it, and then lied in the greatest confusion.
Cressingham, who led the van, was killed
in the very beginning of the battle, and
the Scots detested him so much that they
flayed the skin from his dead body, and
made saddle-girths of it.
Edward I. was in Flanders when these
events took place; he now hastened over
to England, and in a very short time led
an army in person into Scotland, and met
Wallace near the town of Falkirk. The
English king had with him a large body
of the finest cavalry in the world, Normans
and English, all armed in complete mail;
he had also a celebrated band of archers.
A most desperate battle was fought,
which for a long time was undecided, but
when Edward commanded his archers to
advance, they poured upon the enemy's
ranks such close and dreadful volleys of
arrows that it was impossible to sustain
them. The whole Scottish army was broken
and chased off the field with great slaughter.
Wallace retired to the mountains, and
continued to live there for no less than
seven years after the battle of Falkirk.
Edward offered a large reward for his
capture, and at length this brave patriot
and hardy warrior was betrayed by a friend.
Sir John Menteith, whom he had made
acquainted with the place of his conceal-
ment. Wallace was carried in chains to
London, tried as a rebel and traitor, and
condemned to death. He was drawn upon
a sledge to the place of execution, where
his head was struck off, and his body di-
vided into four quarters, which were ex-
posed on pikes of iron upon London bridge.
(St. Percy.)
53. ROBERT BRUCE.
Edward was deceived in supposing that
his great severity would tame the Scots
into submission, for soon after the death
of Wallace, Robert Bruce, a grandson of
that Bruce who opposed the pretensions of
Baliol to the Scottish throne, determined
upon shaking off the yoke of England or
perishing in the attempt. He was, without
doubt, the rightful heir to the throne of
Scotland, and the nobility readily took up
their arms in his support; they soon made
themselves masters of all the open country
and the most important fortresses, and
Robert Bruce was solemnly crowned at
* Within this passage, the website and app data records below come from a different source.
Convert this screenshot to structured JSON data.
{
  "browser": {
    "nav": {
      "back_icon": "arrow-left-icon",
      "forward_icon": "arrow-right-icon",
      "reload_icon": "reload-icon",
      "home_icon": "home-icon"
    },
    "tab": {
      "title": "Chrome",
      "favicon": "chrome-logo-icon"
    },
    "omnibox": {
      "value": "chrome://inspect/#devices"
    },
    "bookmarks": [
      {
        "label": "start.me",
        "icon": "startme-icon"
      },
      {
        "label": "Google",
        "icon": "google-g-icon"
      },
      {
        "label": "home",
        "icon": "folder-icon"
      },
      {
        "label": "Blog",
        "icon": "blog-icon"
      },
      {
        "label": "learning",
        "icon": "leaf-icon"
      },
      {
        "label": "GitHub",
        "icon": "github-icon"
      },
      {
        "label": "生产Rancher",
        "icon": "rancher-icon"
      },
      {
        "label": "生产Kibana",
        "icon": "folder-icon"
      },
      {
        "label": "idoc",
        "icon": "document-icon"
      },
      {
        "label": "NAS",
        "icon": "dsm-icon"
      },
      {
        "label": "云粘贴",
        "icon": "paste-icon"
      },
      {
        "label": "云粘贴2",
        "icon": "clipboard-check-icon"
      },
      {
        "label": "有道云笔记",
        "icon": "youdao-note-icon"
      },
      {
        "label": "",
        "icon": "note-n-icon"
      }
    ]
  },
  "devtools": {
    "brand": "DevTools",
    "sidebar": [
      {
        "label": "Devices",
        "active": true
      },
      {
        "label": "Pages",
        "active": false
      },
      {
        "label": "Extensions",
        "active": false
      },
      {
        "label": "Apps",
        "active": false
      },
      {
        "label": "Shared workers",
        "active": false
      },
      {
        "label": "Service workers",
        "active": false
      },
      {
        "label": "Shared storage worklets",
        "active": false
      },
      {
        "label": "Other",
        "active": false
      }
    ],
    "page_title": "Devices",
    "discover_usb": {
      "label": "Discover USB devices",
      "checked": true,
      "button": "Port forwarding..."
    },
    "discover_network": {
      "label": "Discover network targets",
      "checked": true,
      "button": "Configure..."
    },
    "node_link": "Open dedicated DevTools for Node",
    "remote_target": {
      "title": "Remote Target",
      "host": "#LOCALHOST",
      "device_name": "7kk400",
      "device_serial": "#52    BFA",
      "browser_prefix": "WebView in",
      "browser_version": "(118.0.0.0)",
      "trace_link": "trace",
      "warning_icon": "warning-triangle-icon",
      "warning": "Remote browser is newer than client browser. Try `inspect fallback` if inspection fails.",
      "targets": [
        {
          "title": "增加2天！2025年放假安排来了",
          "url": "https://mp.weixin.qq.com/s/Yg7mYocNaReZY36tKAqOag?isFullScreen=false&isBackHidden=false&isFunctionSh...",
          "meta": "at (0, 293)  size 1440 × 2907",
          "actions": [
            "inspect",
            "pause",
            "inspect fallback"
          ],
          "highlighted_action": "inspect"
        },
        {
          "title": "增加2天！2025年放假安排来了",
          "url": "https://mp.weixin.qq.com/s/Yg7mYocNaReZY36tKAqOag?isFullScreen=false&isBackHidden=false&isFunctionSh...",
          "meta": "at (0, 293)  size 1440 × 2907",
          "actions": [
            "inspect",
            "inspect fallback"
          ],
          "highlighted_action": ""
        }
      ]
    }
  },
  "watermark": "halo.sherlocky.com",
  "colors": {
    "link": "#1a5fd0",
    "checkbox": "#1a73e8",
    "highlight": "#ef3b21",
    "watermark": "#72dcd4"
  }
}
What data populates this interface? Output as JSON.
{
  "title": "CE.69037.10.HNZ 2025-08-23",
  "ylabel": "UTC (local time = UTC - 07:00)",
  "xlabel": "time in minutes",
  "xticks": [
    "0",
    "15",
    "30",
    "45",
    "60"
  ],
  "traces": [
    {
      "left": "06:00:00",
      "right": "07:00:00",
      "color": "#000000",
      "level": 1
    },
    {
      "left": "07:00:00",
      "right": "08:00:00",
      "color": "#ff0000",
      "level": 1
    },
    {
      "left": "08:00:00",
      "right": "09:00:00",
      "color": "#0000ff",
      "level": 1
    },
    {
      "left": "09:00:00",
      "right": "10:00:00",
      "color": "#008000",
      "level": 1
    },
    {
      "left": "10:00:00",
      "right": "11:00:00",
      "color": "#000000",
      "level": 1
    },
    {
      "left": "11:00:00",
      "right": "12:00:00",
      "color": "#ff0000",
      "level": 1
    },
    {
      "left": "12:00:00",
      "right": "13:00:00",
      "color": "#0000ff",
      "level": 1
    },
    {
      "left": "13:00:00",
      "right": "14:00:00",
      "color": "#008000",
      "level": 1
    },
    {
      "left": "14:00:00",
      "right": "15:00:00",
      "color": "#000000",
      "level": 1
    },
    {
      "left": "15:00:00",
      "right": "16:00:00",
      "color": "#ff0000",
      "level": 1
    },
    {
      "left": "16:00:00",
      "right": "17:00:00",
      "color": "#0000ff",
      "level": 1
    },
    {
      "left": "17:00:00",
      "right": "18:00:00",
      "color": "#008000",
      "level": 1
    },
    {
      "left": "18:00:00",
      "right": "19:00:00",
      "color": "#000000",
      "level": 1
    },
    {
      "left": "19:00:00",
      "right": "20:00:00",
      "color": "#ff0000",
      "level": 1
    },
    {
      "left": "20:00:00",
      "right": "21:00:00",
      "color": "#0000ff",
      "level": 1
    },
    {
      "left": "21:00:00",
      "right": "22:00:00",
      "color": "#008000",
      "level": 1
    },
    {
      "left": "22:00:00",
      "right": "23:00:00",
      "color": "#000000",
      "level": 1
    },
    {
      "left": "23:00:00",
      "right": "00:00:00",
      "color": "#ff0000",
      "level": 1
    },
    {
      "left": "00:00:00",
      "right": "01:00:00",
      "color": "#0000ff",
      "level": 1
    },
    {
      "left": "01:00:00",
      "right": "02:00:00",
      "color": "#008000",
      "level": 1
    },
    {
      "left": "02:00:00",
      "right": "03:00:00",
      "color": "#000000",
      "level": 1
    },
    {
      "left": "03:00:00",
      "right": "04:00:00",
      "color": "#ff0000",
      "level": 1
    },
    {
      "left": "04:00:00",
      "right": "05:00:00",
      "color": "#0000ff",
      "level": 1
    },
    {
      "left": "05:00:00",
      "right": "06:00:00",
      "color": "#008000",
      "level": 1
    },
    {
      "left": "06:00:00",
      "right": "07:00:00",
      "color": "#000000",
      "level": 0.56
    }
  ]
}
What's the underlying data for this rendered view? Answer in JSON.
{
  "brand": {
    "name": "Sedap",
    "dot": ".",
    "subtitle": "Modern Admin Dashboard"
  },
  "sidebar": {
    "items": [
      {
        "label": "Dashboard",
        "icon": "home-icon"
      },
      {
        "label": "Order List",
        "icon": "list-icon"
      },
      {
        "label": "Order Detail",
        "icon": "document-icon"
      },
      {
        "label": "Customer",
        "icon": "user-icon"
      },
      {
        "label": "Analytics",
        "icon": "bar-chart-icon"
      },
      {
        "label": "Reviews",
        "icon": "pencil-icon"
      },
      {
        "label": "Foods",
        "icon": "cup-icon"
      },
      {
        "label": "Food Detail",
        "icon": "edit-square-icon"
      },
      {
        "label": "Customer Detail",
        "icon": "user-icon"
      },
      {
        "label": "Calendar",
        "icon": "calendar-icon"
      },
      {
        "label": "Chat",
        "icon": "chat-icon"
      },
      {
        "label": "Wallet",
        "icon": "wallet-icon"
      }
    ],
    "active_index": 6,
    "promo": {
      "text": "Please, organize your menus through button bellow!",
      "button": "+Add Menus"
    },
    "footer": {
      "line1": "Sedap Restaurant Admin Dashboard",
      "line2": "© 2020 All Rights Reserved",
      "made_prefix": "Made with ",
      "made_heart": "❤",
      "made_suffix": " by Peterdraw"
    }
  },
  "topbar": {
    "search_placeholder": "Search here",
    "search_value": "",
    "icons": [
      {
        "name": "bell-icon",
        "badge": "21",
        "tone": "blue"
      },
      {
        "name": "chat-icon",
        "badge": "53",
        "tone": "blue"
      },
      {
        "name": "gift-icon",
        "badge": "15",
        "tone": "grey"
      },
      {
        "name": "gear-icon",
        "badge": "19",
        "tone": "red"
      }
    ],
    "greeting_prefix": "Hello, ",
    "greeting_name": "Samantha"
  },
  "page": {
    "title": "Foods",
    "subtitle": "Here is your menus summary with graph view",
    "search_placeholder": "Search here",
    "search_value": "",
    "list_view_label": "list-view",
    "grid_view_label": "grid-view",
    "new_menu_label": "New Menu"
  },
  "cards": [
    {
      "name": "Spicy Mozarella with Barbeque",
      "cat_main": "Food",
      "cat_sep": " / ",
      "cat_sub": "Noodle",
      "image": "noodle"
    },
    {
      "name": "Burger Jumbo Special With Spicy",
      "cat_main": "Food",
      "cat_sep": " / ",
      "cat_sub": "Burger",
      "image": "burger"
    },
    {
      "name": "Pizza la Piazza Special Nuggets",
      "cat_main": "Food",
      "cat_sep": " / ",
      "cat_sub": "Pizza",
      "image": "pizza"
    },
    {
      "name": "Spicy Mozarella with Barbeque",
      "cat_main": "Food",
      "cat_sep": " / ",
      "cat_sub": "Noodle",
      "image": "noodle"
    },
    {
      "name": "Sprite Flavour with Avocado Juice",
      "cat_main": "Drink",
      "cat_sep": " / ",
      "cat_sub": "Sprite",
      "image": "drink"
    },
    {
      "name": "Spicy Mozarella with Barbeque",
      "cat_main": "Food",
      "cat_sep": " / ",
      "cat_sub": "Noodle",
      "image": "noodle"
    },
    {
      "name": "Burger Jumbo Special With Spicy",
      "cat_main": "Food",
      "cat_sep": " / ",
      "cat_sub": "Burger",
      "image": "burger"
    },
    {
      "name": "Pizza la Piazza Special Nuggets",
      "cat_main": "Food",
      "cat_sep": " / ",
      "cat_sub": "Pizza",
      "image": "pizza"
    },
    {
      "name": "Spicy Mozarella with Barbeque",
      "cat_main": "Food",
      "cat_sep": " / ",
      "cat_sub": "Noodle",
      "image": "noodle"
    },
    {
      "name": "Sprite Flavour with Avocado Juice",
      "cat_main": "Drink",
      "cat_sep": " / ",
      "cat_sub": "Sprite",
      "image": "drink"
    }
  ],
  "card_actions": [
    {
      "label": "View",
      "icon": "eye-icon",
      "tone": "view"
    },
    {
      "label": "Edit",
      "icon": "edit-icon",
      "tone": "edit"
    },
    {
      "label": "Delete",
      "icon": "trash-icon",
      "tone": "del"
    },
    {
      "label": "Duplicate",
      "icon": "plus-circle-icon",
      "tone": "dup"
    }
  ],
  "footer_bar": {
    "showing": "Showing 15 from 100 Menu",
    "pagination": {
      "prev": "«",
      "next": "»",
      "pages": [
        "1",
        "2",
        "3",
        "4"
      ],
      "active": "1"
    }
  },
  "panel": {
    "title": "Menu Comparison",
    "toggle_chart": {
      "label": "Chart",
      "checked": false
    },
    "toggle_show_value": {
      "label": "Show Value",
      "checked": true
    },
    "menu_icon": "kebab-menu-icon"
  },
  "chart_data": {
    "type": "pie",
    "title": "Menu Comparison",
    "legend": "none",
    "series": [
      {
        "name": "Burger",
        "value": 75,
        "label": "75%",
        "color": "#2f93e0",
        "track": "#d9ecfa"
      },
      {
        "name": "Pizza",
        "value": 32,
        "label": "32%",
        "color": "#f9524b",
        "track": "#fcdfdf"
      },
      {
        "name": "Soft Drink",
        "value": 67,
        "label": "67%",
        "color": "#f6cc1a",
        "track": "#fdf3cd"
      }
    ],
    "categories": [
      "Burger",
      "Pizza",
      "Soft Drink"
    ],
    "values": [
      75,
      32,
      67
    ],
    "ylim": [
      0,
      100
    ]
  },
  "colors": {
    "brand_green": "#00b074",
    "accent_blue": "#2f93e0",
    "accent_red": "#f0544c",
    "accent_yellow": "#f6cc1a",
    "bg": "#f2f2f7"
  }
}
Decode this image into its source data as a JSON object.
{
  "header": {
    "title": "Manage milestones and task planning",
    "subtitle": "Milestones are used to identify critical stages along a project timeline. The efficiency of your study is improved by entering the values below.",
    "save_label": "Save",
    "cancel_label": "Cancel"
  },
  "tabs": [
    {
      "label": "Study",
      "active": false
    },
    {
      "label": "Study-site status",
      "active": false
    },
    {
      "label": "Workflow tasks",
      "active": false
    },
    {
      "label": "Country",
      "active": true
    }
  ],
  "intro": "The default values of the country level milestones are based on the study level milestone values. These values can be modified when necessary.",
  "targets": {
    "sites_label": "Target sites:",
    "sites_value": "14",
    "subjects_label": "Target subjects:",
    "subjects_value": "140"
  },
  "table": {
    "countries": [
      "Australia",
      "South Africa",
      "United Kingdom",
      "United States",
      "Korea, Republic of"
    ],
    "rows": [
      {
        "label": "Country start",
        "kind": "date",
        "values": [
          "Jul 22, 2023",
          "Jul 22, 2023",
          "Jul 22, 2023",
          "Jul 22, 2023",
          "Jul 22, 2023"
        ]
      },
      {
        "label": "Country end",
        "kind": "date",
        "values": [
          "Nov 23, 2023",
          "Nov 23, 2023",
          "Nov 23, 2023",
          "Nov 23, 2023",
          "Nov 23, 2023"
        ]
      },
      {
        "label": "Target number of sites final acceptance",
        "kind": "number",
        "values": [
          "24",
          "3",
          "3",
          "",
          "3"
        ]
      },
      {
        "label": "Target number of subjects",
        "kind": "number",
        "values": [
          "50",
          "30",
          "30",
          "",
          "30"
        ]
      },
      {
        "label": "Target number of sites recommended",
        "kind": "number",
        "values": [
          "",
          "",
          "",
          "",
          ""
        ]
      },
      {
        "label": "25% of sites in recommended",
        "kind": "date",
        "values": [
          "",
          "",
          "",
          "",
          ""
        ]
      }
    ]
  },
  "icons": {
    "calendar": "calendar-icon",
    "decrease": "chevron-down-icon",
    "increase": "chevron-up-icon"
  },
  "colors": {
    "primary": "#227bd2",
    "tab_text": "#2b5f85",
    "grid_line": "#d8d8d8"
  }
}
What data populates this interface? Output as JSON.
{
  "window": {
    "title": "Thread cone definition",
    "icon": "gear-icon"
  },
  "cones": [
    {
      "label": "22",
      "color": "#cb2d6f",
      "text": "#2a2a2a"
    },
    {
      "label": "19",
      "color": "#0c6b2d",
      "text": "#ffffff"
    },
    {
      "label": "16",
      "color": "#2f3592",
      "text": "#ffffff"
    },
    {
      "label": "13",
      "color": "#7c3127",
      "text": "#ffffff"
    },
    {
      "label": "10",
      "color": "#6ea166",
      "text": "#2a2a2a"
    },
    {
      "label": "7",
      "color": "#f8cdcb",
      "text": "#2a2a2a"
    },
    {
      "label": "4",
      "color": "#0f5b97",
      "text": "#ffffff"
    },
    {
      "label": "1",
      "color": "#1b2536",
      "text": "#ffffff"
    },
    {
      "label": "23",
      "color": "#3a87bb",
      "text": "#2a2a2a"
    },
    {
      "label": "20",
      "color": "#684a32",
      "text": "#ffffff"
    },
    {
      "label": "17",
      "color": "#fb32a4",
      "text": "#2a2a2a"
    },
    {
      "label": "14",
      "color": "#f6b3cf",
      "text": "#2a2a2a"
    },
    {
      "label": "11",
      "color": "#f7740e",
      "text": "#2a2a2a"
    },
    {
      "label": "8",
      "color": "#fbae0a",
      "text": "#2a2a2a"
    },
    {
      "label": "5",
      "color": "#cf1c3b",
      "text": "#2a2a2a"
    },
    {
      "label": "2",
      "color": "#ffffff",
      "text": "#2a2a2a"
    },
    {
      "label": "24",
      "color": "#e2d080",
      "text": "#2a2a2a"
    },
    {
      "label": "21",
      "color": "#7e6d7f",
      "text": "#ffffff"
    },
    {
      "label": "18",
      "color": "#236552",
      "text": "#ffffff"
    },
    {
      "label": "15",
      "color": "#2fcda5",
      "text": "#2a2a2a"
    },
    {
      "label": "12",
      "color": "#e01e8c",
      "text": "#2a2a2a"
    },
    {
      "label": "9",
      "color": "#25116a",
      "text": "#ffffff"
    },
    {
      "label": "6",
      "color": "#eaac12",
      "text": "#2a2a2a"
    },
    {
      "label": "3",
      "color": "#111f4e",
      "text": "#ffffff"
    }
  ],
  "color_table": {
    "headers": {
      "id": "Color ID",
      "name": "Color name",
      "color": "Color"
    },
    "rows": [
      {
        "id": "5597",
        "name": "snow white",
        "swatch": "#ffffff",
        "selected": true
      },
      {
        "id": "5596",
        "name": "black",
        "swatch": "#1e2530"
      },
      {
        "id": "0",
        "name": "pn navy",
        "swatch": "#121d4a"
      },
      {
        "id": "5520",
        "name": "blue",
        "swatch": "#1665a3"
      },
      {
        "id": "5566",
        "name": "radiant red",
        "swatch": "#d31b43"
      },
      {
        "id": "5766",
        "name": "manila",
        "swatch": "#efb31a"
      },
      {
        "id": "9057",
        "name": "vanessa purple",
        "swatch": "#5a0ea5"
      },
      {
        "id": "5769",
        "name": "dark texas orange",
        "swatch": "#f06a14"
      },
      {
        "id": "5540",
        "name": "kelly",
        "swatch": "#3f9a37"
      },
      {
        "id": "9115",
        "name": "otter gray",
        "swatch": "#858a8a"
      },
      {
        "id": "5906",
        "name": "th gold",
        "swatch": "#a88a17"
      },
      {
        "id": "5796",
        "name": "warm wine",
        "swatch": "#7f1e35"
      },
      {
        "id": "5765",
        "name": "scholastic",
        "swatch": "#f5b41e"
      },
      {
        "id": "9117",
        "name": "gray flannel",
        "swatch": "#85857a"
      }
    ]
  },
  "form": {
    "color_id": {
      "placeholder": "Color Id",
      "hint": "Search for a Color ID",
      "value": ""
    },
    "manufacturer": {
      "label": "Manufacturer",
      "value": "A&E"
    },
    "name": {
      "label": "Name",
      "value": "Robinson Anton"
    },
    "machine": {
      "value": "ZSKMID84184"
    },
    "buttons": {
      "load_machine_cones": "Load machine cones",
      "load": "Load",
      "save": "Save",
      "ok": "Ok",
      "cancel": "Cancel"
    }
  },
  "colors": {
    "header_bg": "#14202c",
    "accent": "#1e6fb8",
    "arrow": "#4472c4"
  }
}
Scone.
Edward was greatly incensed when he
heard that the Scots were making new at-
tempts to shake off his authority, and sent
a large army against them under the earl
of Pembroke, who attacked Bruce unex-
pectedly at Methven, in Pertshire, and en-
tirely defeated him. Bruce fought with the
most heroic courage, was thrice dismounted
in the action and as often recovered him-
self, but was at last obliged to flee to the
mountains, where he and a few brave ad-
herents were chased from one place of re-
fuge to another, and underwent many hard-
ships.